DATA IN THIS EXERCISE:
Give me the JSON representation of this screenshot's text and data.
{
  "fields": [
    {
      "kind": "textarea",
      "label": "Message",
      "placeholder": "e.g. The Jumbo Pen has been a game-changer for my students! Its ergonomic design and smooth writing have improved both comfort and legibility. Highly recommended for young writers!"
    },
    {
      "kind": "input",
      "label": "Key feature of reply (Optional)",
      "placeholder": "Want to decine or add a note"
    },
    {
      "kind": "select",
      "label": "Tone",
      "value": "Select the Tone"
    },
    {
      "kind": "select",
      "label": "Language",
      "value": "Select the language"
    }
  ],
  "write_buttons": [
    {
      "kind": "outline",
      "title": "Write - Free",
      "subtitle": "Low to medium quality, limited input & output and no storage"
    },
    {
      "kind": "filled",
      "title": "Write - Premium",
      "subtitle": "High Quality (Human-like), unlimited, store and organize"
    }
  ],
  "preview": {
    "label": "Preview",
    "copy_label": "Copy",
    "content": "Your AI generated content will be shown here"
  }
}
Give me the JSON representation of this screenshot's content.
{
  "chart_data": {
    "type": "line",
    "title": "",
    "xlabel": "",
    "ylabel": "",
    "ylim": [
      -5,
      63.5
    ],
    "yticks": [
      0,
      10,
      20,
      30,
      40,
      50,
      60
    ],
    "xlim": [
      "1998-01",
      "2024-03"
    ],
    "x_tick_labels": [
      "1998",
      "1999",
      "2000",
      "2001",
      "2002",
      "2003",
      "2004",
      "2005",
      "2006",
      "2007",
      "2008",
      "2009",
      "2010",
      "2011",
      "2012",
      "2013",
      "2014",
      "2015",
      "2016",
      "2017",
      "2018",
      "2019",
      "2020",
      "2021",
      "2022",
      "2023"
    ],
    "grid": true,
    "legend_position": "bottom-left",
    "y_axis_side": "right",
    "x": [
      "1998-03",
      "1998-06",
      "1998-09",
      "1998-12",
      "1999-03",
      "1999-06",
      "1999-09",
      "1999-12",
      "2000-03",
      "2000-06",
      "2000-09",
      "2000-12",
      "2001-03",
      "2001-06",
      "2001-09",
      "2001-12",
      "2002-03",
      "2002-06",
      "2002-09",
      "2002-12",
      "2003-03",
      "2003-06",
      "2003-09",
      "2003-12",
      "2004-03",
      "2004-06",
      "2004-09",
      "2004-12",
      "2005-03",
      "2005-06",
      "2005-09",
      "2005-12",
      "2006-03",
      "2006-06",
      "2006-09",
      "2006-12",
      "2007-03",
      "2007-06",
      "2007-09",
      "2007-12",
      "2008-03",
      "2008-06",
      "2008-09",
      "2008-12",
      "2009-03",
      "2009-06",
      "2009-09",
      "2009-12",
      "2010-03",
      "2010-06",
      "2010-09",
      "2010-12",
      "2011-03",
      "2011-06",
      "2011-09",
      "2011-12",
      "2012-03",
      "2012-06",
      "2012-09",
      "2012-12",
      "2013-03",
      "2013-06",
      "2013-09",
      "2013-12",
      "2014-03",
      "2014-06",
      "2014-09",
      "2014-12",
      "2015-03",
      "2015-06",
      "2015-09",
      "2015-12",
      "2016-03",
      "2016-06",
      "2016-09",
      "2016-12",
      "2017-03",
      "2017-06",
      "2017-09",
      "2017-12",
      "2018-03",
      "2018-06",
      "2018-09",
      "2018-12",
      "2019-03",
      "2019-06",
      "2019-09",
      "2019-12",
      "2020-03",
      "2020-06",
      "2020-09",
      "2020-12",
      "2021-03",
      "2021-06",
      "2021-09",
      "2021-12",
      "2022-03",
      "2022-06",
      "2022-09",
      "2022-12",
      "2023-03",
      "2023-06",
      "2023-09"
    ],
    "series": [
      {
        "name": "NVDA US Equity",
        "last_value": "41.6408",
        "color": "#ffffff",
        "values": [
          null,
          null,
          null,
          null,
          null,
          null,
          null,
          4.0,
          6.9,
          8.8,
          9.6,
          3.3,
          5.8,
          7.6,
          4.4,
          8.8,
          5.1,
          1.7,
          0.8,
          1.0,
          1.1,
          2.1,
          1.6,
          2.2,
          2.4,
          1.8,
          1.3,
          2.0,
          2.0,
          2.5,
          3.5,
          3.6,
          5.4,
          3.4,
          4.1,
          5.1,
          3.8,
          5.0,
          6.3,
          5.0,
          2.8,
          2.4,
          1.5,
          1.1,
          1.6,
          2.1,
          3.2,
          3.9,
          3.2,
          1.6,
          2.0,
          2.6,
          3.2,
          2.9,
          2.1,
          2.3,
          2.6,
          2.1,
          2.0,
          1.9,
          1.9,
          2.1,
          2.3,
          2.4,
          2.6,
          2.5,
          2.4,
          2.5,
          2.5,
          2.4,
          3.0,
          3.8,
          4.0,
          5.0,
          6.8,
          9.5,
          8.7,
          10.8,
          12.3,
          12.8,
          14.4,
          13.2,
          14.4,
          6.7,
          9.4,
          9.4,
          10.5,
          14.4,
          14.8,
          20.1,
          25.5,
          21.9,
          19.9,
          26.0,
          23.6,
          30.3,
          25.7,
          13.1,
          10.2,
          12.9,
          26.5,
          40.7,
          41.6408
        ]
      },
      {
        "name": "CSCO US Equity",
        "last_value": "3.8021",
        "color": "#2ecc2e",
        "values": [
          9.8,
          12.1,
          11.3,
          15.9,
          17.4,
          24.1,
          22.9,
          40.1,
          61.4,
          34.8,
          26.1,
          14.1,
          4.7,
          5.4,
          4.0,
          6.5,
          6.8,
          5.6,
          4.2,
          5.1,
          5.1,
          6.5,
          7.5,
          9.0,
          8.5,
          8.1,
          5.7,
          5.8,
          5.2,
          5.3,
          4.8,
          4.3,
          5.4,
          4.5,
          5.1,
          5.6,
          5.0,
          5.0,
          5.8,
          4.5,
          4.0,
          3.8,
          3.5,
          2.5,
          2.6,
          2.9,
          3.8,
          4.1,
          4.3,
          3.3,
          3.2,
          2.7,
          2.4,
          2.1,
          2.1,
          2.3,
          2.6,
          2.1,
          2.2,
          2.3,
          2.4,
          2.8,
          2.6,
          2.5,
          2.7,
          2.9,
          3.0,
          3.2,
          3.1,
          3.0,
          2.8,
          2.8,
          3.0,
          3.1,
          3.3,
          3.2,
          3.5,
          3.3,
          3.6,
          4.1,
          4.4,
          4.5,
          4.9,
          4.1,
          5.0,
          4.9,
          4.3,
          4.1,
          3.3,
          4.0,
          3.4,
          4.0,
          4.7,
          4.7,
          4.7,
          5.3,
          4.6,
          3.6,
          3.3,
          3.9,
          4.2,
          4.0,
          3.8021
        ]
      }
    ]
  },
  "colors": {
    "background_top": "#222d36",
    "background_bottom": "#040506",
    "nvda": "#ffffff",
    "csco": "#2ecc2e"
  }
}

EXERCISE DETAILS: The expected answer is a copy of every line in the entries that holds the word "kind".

TASK ANSWER:
      "kind": "textarea",
      "kind": "input",
      "kind": "select",
      "kind": "select",
      "kind": "outline",
      "kind": "filled",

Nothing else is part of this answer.